Like giving kimchi to a man with stomach ulcers, cigarettes to a lung-cancer survivor, or Japanese cartoons to an eplileptic, giving experienced-veteran-loving Joe Torre to experienced-veteran-loving Ned Colletti was only bound to make Colletti’s notorious case of big-name-itis worse.
Exhibits A, B, C, and D of this phenomenon are Doug Mientkiewicz, Jeff Weaver, Juan Castro, and Tanyon Sturtze, four “experienced veterans” who look primed to make the Dodgers opening day roster, all four as non-roster invitees.
As anyone who reads this blog knows, Joe Torre likes to go with what he knows, and always prefers the devil he’s heard of to the devil he hasn’t. And Torre’s fingerprints are all over these four guys.
Mientkiewicz, Weaver and Sturtze have all played under Torre in the past when he managed the Yankees, and who better to play the Luis Sojo/Miguel Cairo role of Torre’s Latino futility-infielder binkie than their stastistical triplet Juan Castro?

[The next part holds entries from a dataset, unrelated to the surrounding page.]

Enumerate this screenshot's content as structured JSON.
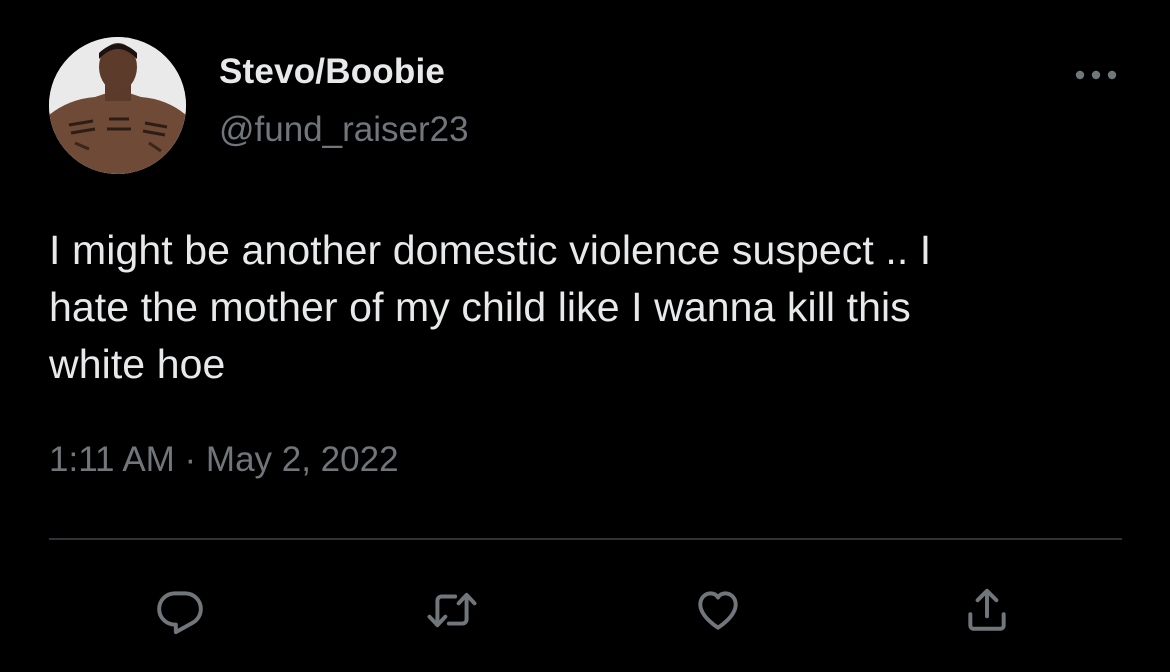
{
  "tweet": {
    "author": {
      "display_name": "Stevo/Boobie",
      "handle": "@fund_raiser23",
      "avatar_icon": "profile-photo"
    },
    "text": "I might be another domestic violence suspect .. I\nhate the mother of my child like I wanna kill this\nwhite hoe",
    "timestamp": "1:11 AM · May 2, 2022",
    "menu_icon": "more-horizontal-icon"
  },
  "actions": [
    {
      "name": "reply",
      "icon": "reply-icon"
    },
    {
      "name": "retweet",
      "icon": "retweet-icon"
    },
    {
      "name": "like",
      "icon": "heart-icon"
    },
    {
      "name": "share",
      "icon": "share-icon"
    }
  ],
  "colors": {
    "background": "#000000",
    "primary_text": "#e7e9ea",
    "secondary_text": "#71767b",
    "divider": "#2f3336"
  }
}
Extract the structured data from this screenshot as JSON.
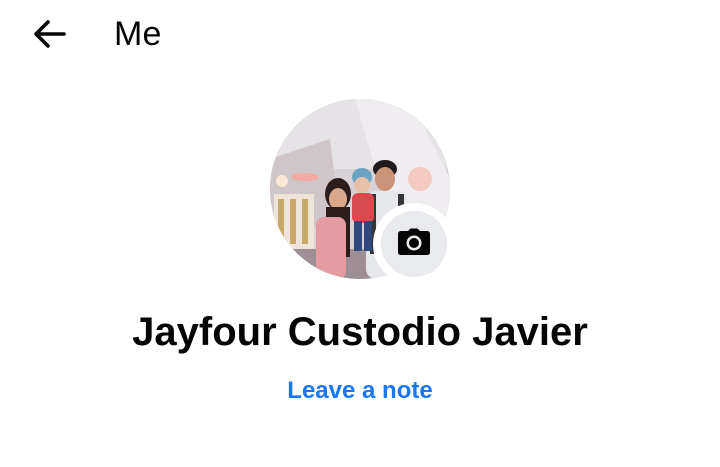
{
  "header": {
    "back_icon": "arrow-left-icon",
    "title": "Me"
  },
  "profile": {
    "avatar_description_icon": "profile-photo",
    "camera_icon": "camera-icon",
    "name": "Jayfour Custodio Javier",
    "note_link": "Leave a note"
  },
  "colors": {
    "text": "#050505",
    "link": "#1877f2",
    "camera_bg": "#e9eaed",
    "background": "#ffffff"
  }
}
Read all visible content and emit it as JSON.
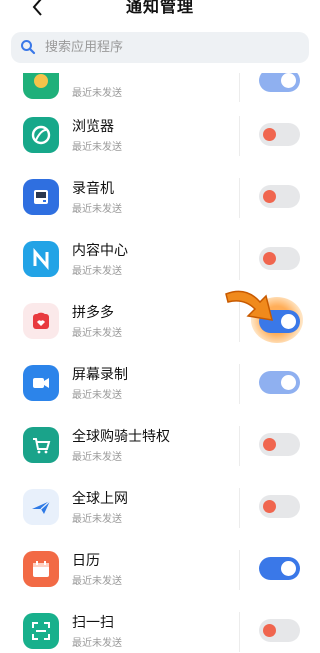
{
  "header": {
    "title": "通知管理",
    "back_icon": "chevron-left-icon"
  },
  "search": {
    "placeholder": "搜索应用程序",
    "icon": "search-icon"
  },
  "colors": {
    "accent": "#3a78e8",
    "off_knob": "#f0664f",
    "off_track": "#e6e7e9",
    "highlight": "#ff9a30"
  },
  "apps": [
    {
      "name": "",
      "status": "最近未发送",
      "icon": "app-icon-partial",
      "enabled": true
    },
    {
      "name": "浏览器",
      "status": "最近未发送",
      "icon": "browser-icon",
      "enabled": false
    },
    {
      "name": "录音机",
      "status": "最近未发送",
      "icon": "recorder-icon",
      "enabled": false
    },
    {
      "name": "内容中心",
      "status": "最近未发送",
      "icon": "content-center-icon",
      "enabled": false
    },
    {
      "name": "拼多多",
      "status": "最近未发送",
      "icon": "pinduoduo-icon",
      "enabled": true
    },
    {
      "name": "屏幕录制",
      "status": "最近未发送",
      "icon": "screen-record-icon",
      "enabled": true
    },
    {
      "name": "全球购骑士特权",
      "status": "最近未发送",
      "icon": "shopping-cart-icon",
      "enabled": false
    },
    {
      "name": "全球上网",
      "status": "最近未发送",
      "icon": "airplane-icon",
      "enabled": false
    },
    {
      "name": "日历",
      "status": "最近未发送",
      "icon": "calendar-icon",
      "enabled": true
    },
    {
      "name": "扫一扫",
      "status": "最近未发送",
      "icon": "scan-icon",
      "enabled": false
    }
  ]
}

The one that makes the least sense of all here is Mientkiewicz, a first baseman who hits like a third-string middle infielder. But he has certain qualities that Torre and Ned Colletti just can’t resist, so let’s quickly run through Mientkiewicz’s truly impressive “experienced veteran” credentials:
- He is a veteran (11 MLB seasons)
- He is known for his defense (gold glove, 2001)
- He is known for his experience (six teams in five years)
- He has won a World Series title (Red Sox, 2004)
- He provides subpar offense (100 career OPS+. At first base.)
- He is over 30 (age 35 in 2009)
- He is white (very much so)
What is there for Torre and Colletti not to love?
Look I realize that it is possible to find good bargains among non-roster invitees, but usually these are younger guys who still have even a shred of upside left. The problem with going with experienced veterans is that they is what they is, and if what they is is not all that much, then guess what you are going to end up with? Not all that much.
Or even worse if keeping a Doug Mientkiewicz means that you have to trade away an out-of-options, cost-controlled, still talented youngster like Delwyn Young just to make room for him.